The following is an excerpt from “McElroy’s Game Changer,” by Michael Sean Winters, in The National Catholic Reporter (10/10). The blog post is in response to “A Church for the Poor,” by Bishop Robert W. McElroy (Am. 10/21).
If this were merely an academic discussion, Bishop McElroy’s article would still be important. But because of the political use to which the notions of intrinsic evil and prudential judgment have been put, and specifically the way some conservative Catholic commentators have set the two ideas in opposition to one another, McElroy’s article is a game changer.

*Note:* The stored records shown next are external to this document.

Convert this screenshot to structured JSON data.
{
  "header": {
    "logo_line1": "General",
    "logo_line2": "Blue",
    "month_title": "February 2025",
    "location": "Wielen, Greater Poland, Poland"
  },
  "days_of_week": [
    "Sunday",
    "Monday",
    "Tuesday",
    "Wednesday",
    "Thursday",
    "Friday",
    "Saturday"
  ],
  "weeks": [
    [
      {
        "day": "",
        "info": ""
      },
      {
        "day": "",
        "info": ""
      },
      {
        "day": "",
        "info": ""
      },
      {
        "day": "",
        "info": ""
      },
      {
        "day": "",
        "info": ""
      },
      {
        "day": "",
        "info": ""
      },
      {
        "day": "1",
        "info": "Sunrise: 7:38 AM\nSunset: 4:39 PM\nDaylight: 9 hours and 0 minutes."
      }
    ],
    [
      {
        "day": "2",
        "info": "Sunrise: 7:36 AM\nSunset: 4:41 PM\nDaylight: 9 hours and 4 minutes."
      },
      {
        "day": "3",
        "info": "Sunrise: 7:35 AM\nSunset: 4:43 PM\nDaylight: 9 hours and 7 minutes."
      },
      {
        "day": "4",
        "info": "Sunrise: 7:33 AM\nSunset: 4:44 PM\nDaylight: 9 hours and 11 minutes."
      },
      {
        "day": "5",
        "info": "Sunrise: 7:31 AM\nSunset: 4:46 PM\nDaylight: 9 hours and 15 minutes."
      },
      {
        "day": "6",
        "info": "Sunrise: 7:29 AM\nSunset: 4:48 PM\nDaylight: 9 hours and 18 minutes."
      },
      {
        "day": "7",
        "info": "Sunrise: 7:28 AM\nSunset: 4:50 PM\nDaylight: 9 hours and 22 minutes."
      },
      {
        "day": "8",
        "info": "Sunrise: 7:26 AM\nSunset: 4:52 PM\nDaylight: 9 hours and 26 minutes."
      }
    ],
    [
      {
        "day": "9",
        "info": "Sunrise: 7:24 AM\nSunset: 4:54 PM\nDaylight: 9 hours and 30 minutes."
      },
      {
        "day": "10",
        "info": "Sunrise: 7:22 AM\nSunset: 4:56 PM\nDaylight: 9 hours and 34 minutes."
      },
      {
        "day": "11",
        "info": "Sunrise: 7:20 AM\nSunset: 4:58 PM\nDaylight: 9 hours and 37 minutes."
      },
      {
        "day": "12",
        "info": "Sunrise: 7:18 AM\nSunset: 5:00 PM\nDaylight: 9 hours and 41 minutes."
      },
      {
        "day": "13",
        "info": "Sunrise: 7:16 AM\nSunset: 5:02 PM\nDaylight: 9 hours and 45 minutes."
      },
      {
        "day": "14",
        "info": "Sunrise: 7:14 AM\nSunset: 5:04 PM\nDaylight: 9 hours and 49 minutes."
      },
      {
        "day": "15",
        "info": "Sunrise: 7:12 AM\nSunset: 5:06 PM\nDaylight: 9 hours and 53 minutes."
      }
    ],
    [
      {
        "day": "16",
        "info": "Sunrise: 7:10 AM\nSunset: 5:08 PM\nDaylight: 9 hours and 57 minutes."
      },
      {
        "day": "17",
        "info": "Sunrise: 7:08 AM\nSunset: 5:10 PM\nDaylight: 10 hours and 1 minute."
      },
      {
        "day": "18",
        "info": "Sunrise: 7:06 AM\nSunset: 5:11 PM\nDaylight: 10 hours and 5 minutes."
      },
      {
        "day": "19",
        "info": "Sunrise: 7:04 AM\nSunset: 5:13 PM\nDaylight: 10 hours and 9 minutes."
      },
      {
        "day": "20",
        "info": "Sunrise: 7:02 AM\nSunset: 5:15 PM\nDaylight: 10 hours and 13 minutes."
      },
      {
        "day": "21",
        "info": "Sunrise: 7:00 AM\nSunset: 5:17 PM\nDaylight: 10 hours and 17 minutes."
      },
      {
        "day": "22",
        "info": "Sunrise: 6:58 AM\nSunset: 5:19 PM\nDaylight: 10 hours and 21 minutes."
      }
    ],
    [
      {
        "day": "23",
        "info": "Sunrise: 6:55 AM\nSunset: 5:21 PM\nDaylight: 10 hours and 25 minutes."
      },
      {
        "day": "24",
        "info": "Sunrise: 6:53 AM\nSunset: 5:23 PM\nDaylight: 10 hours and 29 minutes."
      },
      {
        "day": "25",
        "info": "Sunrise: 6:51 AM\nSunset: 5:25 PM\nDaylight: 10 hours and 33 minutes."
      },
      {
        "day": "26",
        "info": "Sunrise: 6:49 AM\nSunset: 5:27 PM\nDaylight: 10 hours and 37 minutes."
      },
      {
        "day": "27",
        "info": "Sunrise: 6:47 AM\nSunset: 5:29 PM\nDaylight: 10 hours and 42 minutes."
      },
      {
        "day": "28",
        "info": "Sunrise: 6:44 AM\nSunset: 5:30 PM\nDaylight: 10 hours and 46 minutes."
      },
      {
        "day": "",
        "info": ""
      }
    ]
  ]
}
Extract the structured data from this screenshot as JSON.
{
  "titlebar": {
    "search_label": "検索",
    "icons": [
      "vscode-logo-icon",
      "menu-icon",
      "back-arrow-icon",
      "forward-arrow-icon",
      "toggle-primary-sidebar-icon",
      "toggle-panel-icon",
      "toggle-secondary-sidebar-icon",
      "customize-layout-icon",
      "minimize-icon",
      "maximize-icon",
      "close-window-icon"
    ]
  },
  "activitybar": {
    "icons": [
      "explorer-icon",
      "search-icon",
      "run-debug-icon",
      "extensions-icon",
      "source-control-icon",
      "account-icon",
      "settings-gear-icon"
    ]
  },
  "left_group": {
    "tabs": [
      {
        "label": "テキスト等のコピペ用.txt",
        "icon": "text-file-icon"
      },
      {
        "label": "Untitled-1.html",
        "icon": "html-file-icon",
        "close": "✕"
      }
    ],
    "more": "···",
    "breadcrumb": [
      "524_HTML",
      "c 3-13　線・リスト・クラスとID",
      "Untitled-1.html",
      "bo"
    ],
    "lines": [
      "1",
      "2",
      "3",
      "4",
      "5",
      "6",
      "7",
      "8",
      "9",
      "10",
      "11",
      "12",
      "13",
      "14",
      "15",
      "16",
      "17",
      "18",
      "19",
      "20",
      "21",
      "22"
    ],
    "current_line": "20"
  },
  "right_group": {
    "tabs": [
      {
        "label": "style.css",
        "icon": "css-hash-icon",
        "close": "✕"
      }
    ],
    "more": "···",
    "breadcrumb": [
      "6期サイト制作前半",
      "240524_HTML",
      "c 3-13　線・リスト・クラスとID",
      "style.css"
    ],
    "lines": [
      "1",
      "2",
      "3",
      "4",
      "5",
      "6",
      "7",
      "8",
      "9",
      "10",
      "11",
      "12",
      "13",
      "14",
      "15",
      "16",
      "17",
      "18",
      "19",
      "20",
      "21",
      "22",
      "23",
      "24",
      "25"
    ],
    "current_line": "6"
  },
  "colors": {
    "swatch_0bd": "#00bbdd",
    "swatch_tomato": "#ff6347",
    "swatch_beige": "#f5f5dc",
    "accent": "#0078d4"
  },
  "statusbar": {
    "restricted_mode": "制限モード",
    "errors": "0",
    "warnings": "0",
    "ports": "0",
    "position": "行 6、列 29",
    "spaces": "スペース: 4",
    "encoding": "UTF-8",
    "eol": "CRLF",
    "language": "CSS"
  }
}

Other prelates, most notably Cardinal Sean O’Malley, O.F.M.Cap., have celebrated Pope Francis’ focus on the poor and his holding up the social doctrine of the church. But so far as I know, Bishop McElroy is the first prelate to explicitly and authoritatively challenge the use, better to say misuse, of Catholic moral theology in discussions of public policy.…
What we have in this essay is a bishop who “gets” Francis but who also “gets” American culture and begins a dialogue between the two. Bishop McElroy has made a significant contribution to Catholic moral and political discourse. Let’s hope his brother bishops are listening.
A reader responds to “A Church for the Poor,” by Bishop Robert W. McElroy (10/21).
What a great piece! One thing I would add is that Pope Francis has not only called for us to be a church for the poor, but also a church of the poor. This really changes things. As a Maryknoll lay missioner, I can remember so many times sitting in my parish in La Paz, Bolivia, surrounded by neighbors who were struggling with poverty, and listening to European priests talk about “the poor” as if they were always “other.” “We have to help the poor” and “we must not forget the poor,” etc. How might they have spoken if they had identified more closely with the parish community as “we, the poor”? After all, that’s how Jesus spoke with his disciples.
I understand that Bishop McElroy is addressing a U.S. and largely middle-class audience. It’s a challenge for those of us who are not economically impoverished to imagine ourselves as part of a church of the poor, but it’s a healthy challenge to seek new and more radical forms of solidarity. As for the kinds of ministry the church engages in in poor communities, I think Ivan Illich addressed the issue in these very pages 46 years ago (“The Seamy Side of Charity,” 1/21/1967).
Pope Francis has lived with the poor, identifies with the poor and sees himself as representative of a church of the poor. I hope the church in the United States can begin to explore more fully the implications of this call to conversion.